Second panelist on the Business of Blogging session: Phil Oh from Streetpeeper.com!
-Rather than having Google Adwords he have ads to friends with brands. He thought it would be better to have ads for relevant brands.
-Joined an adnetwork, but was displeased with the results, so he set out on his own and started creating his own mediakit consisting of traffic, statistics, press, etc.
-The hard part: finding brands to collaborate with.
-His first big advertisement opportunity: Puma.
“I started making fake email addresses for my ‘assistants'” (haha!)
-With appx 2 million views a month, his site is still only just barely seen by larger brands.
-Pooled traffic with other bloggers to make advertisement worthwhile for larger brands. Like Mattias said, there are options to do product placement and other advertisement opportunities.
-Don't quit your day job thinking you'll make a lot of money off of blogging. It will mostly be smaller advertisers.
-Once you have a bit of followers you will be approached by publications/brands/etc.
-Treat your blog posts/writing as a commodity. don't sell yourself short! Your skills are worth getting paid for! Don't do stuff for free. It makes it hard for other bloggers to get paid for their hard work.
-turn the blog into your real job, like how Phil is now working for Vogue.com and other bloggers who now work for “real companies” using their skills as bloggers.
Q & A
Q: When you take a street style photo, do you ask for model releases?
A: not really, I probably should. There's usually a verbal/implicit agreement. Unless it's a street style photo being used for an advertisement, in which case it can't be used.
Q: are you on twitter?
Q: Do you think they'll be an explosion of street style sites, and will there be more of a business model there than just banner ads?

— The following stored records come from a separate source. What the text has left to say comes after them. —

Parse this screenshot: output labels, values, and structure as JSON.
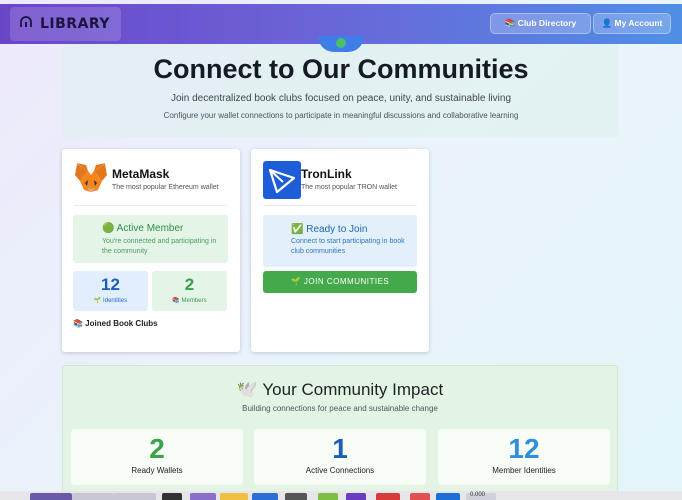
{
  "topbar": {
    "brand": "LIBRARY",
    "nav": [
      {
        "label": "📚 Club Directory"
      },
      {
        "label": "👤 My Account"
      }
    ]
  },
  "hero": {
    "title": "Connect to Our Communities",
    "subtitle": "Join decentralized book clubs focused on peace, unity, and sustainable living",
    "description": "Configure your wallet connections to participate in meaningful discussions and collaborative learning"
  },
  "wallets": {
    "metamask": {
      "name": "MetaMask",
      "desc": "The most popular Ethereum wallet",
      "status_title": "🟢 Active Member",
      "status_desc": "You're connected and participating in the community",
      "identities": "12",
      "identities_label": "🌱 Identities",
      "members": "2",
      "members_label": "📚 Members",
      "joined": "📚 Joined Book Clubs"
    },
    "tronlink": {
      "name": "TronLink",
      "desc": "The most popular TRON wallet",
      "status_title": "✅ Ready to Join",
      "status_desc": "Connect to start participating in book club communities",
      "join_button": "🌱 JOIN COMMUNITIES"
    }
  },
  "impact": {
    "title": "🕊️ Your Community Impact",
    "subtitle": "Building connections for peace and sustainable change",
    "metrics": [
      {
        "value": "2",
        "label": "Ready Wallets"
      },
      {
        "value": "1",
        "label": "Active Connections"
      },
      {
        "value": "12",
        "label": "Member Identities"
      }
    ]
  },
  "dock": {
    "label": "0.000"
  },
  "colors": {
    "primary": "#6b45c7",
    "accent_blue": "#4f8fe6",
    "success": "#43a94b",
    "info": "#1b67b3"
  }
}
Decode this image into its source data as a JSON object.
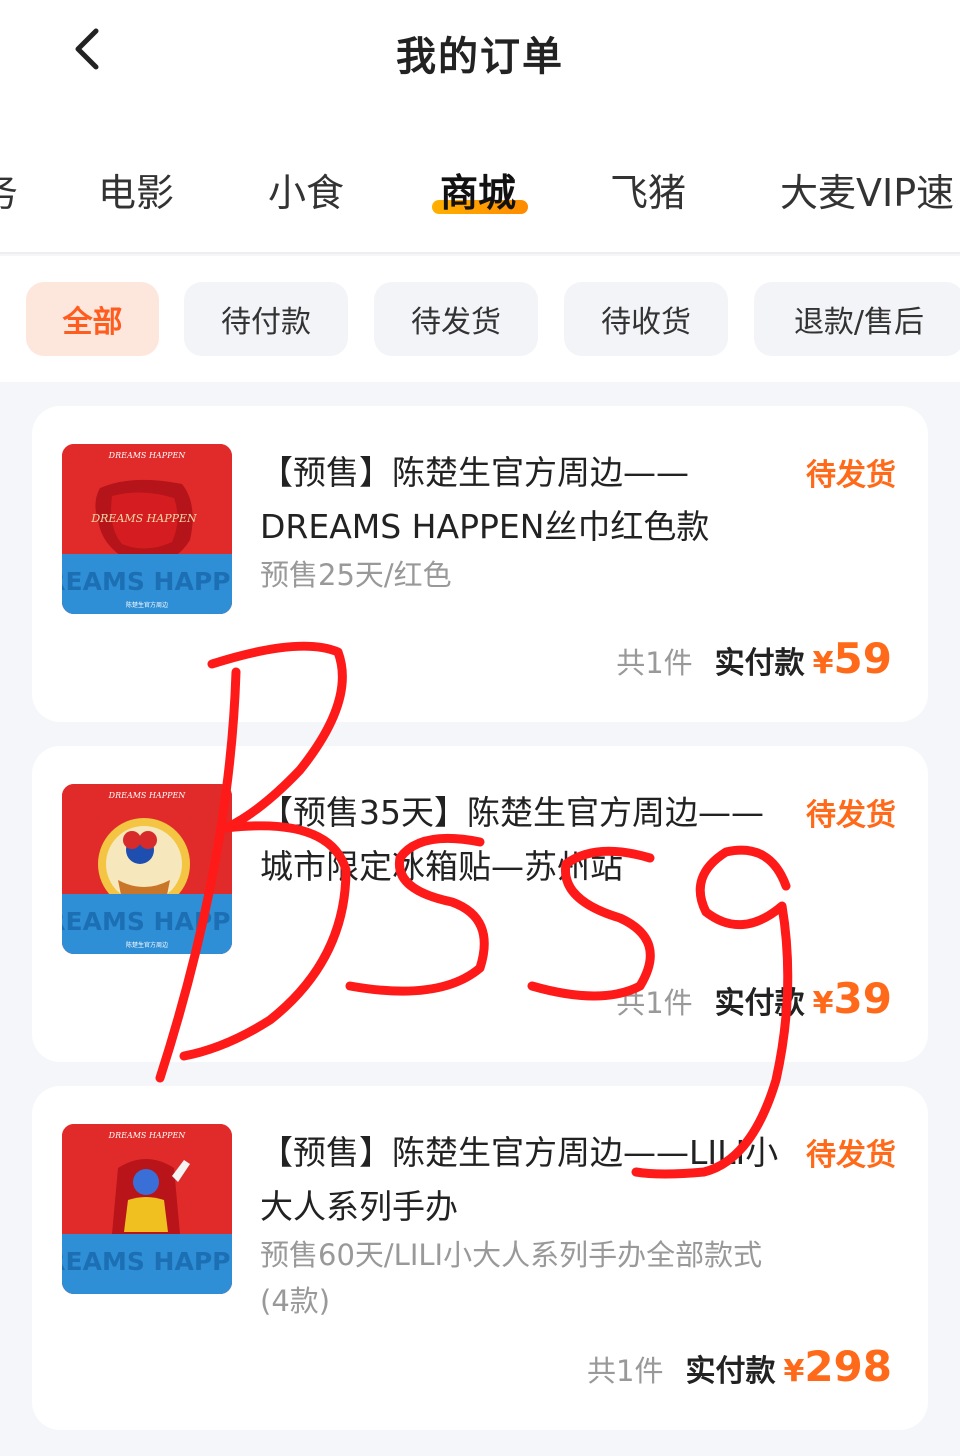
{
  "header": {
    "title": "我的订单"
  },
  "tabs": [
    {
      "label": "务",
      "active": false
    },
    {
      "label": "电影",
      "active": false
    },
    {
      "label": "小食",
      "active": false
    },
    {
      "label": "商城",
      "active": true
    },
    {
      "label": "飞猪",
      "active": false
    },
    {
      "label": "大麦VIP速",
      "active": false
    }
  ],
  "filters": [
    {
      "label": "全部",
      "active": true
    },
    {
      "label": "待付款",
      "active": false
    },
    {
      "label": "待发货",
      "active": false
    },
    {
      "label": "待收货",
      "active": false
    },
    {
      "label": "退款/售后",
      "active": false
    }
  ],
  "orders": [
    {
      "title": "【预售】陈楚生官方周边——DREAMS HAPPEN丝巾红色款",
      "status": "待发货",
      "spec": "预售25天/红色",
      "quantity": "共1件",
      "paid_label": "实付款",
      "currency": "¥",
      "amount": "59",
      "thumb_brand": "DREAMS HAPPEN",
      "thumb_logo": "DREAMS HAPPEN",
      "thumb_caption": "陈楚生官方周边"
    },
    {
      "title": "【预售35天】陈楚生官方周边——城市限定冰箱贴—苏州站",
      "status": "待发货",
      "spec": "",
      "quantity": "共1件",
      "paid_label": "实付款",
      "currency": "¥",
      "amount": "39",
      "thumb_brand": "DREAMS HAPPEN",
      "thumb_caption": "陈楚生官方周边"
    },
    {
      "title": "【预售】陈楚生官方周边——LILI小大人系列手办",
      "status": "待发货",
      "spec": "预售60天/LILI小大人系列手办全部款式(4款)",
      "quantity": "共1件",
      "paid_label": "实付款",
      "currency": "¥",
      "amount": "298",
      "thumb_brand": "DREAMS HAPPEN"
    }
  ],
  "colors": {
    "accent": "#ff6a1a",
    "tab_indicator": "#ff9a00",
    "chip_active_bg": "#fde6dc",
    "thumb_red": "#e02b2a",
    "thumb_blue": "#2e8fd6"
  }
}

A: yes, for me I have three methods of monetization: banner advertising, selling photos to magazines: publications are looking for street style photographers. Also: I have been asked to take street style-esque photos
Q: did you have photography experience before you started the website?

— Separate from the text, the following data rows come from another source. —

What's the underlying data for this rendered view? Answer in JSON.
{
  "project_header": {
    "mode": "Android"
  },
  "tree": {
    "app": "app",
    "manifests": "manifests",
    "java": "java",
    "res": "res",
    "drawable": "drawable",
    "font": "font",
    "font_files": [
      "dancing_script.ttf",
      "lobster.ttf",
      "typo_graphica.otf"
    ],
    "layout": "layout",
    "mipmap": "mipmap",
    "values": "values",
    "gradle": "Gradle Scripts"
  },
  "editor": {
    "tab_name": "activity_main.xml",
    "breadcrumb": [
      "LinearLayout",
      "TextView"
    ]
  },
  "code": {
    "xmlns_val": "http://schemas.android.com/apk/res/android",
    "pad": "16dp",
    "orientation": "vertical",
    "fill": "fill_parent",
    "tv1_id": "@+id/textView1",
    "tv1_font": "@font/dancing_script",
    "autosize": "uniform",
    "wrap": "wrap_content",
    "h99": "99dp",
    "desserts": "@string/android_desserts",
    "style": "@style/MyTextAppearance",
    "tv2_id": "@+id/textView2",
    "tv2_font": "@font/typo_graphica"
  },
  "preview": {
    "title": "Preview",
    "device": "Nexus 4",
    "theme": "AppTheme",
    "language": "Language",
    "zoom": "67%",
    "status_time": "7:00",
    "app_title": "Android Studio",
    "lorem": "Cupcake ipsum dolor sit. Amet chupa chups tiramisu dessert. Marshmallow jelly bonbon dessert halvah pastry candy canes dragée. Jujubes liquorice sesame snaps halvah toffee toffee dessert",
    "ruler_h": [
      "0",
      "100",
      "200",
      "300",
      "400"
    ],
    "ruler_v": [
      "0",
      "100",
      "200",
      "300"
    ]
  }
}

A: no history in fashion, no background in photography. My first camera was this little point and shoot. Now I've upgraded to a Canon 5D.

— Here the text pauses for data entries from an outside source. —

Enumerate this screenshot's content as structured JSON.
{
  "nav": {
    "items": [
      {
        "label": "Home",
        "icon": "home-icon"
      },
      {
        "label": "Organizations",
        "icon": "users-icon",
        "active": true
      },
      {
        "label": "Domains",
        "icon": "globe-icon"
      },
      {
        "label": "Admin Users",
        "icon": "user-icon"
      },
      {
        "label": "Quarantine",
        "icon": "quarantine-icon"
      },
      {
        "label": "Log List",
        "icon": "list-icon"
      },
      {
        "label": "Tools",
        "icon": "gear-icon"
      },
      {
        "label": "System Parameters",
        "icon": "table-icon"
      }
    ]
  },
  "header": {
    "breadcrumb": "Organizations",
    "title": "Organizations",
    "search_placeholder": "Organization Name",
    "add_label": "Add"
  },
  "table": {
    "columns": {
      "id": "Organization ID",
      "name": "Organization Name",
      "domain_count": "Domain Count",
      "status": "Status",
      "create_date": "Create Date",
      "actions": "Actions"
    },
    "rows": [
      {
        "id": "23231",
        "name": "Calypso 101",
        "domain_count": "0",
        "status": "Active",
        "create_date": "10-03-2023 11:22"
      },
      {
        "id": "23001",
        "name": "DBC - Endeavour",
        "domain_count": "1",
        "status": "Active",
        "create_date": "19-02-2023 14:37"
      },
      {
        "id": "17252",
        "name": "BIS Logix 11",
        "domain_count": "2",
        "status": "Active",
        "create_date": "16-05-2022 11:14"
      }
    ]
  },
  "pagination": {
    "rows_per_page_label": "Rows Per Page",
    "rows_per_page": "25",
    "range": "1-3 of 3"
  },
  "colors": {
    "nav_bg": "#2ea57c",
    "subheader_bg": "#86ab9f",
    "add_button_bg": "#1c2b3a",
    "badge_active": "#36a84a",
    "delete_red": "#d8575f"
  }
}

Q: With so many people who will blog about anything and not getting paid for it, how does that influence how you can make and ask for money when so many people are basically giving it away for free?
A: I've never really gotten anything for free so it's hard for me to say. I don't really have a good answer…
Q: You travel around a lot, where is your favorite place to shoot street style? How does language barrier play into it?
A: I get the best tokyo, but I hate shooting there. People naturally assume I'm japanese so it's hard to communicate. I know a couple phrases in Japanese. Everywhere else people pretty much know english.
Q: If you're a smaller blog and a brand wants to feature you or have you write something, wouldn't you want to do it for free to get exposure, and then come back later when you have more traffic and ask for money then?
A:It's kind of a personal decision. You have to decide if your exposure is worth doing it for free. Once people get stuff for free they expect it to be free always. If people weren't going to compensate you in the first place they'll probably just go find someone who will do it for free when you ask for compensation. “You have to have guts, you have to have balls” you have to stand up for your work and your work. Your time and opinions are valuable.
Q: What did you do differently to gain readers?
A: I just had a lot of content that people were interested in. I was traveling to different countries and at the time that was pretty unique and I think people were interested in that. And longevity. If you have great content and there's something about your blog that's different. And patience.
Q: Do you think the US is a leader in fashion blogging? Do you get inspired by other countries?
A: Oh of course I get inspired by other countries. I was in stockholm and a major store was featuring a blogger. In the US it's more of a number game. In smaller countries, bloggers can reach more people.
By Elizabeth from Delightfully Tacky